With the return of Rahul to Parliament and to the centrestage of Opposition politics, the Congress may have to define his role in relation to other partner parties. Or to bring back Sonia Gandhi as a ‘sutradhar’ of Opposition unity, for the other parties may feel more comfortable with Sonia around, than with Rahul in a pivotal role. That is another message coming through the no-trust vote.

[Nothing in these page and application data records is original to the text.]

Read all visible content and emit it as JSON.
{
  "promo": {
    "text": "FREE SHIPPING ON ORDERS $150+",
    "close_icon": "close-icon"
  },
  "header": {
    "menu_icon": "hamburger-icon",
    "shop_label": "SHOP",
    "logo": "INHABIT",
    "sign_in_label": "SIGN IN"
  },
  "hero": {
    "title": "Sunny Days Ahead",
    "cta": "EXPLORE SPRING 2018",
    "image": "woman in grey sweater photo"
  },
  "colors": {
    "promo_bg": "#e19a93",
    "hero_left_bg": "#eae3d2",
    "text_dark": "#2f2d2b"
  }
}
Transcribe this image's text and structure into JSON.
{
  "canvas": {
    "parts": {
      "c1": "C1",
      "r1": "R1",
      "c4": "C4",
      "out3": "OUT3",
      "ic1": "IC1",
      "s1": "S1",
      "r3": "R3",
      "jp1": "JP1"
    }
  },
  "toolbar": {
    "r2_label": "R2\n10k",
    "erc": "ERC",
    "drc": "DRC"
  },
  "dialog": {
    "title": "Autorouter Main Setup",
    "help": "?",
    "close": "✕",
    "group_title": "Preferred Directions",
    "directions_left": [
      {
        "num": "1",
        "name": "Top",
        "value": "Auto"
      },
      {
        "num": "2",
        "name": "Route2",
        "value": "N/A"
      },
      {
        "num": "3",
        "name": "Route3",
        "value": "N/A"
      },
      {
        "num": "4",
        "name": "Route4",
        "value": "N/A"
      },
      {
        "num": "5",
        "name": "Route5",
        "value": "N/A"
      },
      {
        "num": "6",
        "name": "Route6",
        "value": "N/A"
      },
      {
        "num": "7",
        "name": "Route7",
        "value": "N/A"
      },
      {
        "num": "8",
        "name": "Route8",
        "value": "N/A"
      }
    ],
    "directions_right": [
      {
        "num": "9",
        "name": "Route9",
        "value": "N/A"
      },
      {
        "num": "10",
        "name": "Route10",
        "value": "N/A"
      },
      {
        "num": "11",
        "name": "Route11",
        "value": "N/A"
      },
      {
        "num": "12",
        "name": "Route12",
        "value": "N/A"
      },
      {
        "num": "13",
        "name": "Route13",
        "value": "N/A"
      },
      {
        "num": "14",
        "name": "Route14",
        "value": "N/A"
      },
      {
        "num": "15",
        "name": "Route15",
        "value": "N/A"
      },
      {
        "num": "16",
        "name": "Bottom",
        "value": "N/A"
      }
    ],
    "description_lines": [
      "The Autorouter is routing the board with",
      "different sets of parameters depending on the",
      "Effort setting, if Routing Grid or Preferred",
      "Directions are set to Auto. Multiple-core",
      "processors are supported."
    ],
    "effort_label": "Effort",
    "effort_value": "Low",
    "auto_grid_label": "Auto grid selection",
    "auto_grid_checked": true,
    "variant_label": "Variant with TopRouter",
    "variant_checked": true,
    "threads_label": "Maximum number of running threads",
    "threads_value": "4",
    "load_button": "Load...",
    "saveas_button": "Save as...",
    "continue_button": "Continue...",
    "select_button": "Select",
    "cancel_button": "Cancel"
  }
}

(Neerja Chowdhury, Contributing Editor, The Indian Express, has covered the last 10 Lok Sabha elections)